But the world is not remotely 40% poorer. Income has fallen about 2%, and with lost growth maybe that rises to 4%. 4 isn't 40. Most of the rest is changes in interest rates and inflation expectations, and maybe a portion is also overshoot in capital markets. (Certainly the corporate bond market, for instance, it seriously undervalued at present levels).
yeah ok, but not by changing a few numbers on some computer screens - which is the thrust of the article
real wealth is lost when people sit on their backsides or break stuff sure, and there has been a bit of that, but 40% is just lies
How does 'cash' evaporate? This is sounding like voodoo magic.
Wealth isn’t destroyed; it’s all paper money, folks. That home you bought is still there; it’s just not worth what you though it was.
Things are only worth what the next person is willing to pay for them.
They have been revalued, not destroyed.
>> If it is worth less relative to other goods and services, part of its value destroyed and that much of your wealth is gone. <<
But that’s just it; the article describes the entire system, and it is a closed system. If it said, “Global crisis has destroyed 40pc of the UNITED STATES’ wealth,” we could discuss how our wealth changed relative to, say, China. But China’s been just as badly hurt.
If the value of your house drops in half, or $200,000, you’re out $200,000... but I can now purchase your home for $200,000 less, so I gain.

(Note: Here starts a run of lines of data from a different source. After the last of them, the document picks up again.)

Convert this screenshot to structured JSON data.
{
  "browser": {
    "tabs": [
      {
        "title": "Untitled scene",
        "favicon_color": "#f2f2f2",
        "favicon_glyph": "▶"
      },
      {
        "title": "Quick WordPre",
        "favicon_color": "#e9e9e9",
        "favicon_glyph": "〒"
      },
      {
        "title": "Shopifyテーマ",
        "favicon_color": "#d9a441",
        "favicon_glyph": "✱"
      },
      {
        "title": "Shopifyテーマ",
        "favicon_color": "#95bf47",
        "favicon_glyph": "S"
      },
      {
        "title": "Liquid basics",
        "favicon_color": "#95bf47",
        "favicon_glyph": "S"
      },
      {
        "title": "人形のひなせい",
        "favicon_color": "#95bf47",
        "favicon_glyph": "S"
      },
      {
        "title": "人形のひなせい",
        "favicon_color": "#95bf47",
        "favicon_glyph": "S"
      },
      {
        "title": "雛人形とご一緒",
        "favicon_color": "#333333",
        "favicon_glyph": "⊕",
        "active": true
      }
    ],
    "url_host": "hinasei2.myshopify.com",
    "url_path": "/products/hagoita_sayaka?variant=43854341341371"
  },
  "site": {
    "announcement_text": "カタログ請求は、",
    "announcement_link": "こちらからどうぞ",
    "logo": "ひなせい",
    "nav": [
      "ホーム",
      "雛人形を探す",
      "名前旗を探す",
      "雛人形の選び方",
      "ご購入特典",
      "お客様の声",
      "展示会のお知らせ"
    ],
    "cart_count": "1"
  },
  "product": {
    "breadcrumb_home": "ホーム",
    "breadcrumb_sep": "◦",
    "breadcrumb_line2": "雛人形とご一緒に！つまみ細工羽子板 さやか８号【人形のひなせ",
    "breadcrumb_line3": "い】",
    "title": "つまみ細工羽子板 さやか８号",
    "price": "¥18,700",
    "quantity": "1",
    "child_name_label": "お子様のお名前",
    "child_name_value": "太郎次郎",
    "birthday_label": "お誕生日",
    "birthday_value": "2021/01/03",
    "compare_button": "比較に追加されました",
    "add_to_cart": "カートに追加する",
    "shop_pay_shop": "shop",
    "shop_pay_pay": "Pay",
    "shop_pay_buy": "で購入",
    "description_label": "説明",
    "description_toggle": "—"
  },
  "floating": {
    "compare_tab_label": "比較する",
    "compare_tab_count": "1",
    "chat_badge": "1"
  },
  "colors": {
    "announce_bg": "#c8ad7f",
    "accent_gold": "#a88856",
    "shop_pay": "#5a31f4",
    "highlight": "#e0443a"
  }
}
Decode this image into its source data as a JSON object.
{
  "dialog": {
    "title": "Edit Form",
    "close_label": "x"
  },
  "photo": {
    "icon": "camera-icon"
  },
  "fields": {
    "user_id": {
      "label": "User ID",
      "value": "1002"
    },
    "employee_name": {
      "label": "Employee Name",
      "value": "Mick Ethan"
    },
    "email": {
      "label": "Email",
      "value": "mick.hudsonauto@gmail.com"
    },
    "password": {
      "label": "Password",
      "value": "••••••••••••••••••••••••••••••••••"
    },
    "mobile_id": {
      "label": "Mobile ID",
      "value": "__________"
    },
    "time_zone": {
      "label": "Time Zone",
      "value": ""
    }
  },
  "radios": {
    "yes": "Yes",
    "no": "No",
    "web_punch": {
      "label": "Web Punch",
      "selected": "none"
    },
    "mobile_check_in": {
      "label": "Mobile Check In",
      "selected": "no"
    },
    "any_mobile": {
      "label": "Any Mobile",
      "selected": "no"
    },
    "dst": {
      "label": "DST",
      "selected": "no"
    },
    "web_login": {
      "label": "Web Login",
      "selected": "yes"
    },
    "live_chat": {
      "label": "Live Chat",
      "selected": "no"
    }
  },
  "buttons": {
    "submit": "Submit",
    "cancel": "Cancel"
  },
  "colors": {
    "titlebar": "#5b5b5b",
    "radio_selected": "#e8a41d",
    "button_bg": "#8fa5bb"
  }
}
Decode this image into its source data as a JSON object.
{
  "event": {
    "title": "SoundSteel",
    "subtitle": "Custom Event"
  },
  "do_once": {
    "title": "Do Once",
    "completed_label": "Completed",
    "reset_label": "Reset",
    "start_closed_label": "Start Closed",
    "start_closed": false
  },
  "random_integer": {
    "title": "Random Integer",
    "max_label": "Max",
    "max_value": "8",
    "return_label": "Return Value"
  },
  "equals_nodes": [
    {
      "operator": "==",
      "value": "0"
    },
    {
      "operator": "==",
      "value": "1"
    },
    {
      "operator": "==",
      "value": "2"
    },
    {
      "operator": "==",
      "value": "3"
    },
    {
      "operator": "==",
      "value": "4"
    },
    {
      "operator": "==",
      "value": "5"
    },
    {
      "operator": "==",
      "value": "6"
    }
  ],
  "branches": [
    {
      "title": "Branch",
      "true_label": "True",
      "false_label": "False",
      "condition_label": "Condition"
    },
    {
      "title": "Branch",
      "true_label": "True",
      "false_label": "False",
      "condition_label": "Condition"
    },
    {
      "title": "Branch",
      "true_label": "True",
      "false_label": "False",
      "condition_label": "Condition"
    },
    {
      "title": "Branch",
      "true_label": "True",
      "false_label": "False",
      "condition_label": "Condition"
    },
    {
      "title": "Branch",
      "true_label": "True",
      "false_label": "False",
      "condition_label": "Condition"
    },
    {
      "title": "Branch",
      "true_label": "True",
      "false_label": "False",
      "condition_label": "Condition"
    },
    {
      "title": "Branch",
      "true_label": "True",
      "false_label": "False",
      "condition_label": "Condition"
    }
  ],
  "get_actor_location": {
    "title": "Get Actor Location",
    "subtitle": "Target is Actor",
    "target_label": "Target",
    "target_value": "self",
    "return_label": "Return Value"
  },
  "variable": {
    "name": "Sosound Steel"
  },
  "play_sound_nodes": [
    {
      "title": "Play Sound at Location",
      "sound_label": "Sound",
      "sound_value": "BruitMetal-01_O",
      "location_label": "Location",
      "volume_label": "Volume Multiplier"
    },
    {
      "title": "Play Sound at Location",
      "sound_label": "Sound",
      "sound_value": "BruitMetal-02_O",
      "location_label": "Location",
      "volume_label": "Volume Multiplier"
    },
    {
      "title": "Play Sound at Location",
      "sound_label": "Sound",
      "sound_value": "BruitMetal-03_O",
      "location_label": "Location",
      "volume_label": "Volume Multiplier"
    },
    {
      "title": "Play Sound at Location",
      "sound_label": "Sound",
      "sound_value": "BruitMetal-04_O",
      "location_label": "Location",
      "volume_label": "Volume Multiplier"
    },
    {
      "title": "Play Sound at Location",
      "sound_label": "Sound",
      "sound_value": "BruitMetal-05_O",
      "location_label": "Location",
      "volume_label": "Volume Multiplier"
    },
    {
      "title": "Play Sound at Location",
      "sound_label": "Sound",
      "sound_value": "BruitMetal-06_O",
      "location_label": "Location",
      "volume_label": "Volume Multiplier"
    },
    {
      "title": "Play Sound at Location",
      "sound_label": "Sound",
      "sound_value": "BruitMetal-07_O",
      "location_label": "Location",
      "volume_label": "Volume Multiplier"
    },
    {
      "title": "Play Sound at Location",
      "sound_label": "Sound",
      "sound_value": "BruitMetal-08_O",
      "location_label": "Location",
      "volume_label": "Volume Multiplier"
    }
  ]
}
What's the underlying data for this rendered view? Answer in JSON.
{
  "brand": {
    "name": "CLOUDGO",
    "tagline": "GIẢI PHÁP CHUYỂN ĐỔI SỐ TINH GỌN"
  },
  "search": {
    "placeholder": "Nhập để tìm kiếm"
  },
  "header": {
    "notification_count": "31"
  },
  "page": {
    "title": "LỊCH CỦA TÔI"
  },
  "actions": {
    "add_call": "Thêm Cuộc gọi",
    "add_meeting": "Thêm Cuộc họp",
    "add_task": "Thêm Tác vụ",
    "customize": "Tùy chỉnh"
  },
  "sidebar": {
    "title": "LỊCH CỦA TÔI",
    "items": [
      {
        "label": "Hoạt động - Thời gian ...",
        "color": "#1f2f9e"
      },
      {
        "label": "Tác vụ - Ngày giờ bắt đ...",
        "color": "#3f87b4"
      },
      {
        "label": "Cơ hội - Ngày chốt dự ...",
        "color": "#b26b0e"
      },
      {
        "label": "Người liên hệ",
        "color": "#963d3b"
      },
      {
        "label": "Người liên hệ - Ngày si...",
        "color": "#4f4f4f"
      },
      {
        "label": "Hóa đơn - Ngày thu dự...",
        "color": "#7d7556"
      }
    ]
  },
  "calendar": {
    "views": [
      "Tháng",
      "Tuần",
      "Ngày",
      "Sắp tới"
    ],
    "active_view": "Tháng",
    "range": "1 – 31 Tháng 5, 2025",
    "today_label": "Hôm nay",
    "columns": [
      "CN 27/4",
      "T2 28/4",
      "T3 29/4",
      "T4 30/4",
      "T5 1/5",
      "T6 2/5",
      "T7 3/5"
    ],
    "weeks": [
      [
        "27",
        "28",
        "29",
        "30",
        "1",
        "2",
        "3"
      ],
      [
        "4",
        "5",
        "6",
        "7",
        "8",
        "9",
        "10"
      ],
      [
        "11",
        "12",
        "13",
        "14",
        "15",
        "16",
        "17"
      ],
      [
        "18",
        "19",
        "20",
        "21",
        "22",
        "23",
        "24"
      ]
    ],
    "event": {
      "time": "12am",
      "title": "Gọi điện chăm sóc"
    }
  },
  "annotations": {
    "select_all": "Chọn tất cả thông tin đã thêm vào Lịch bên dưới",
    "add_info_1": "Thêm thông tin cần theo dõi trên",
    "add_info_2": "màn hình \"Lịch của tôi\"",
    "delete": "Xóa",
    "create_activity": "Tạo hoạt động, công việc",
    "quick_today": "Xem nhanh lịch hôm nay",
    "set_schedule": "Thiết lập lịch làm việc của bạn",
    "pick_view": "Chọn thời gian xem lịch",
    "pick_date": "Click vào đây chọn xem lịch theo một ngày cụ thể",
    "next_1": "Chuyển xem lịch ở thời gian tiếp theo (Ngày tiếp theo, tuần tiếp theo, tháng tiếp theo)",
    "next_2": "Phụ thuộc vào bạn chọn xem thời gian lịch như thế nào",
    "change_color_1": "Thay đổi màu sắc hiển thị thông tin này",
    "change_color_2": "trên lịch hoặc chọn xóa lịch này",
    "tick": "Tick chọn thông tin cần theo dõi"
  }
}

The loss in the world’s wealth is that the economic output of the world did shrink considerably in the fourth quarter. I think I read S. Korea’s shrank by 22 percent! ( at an annual rate, so even that’s only 5.5%) That loss is real; we produced less than we had been producing, and we kept on consuming. And the disruption to our fiscal systems may certainly mean a drag on our future production for years to come... but we did not lose much of our current wealth.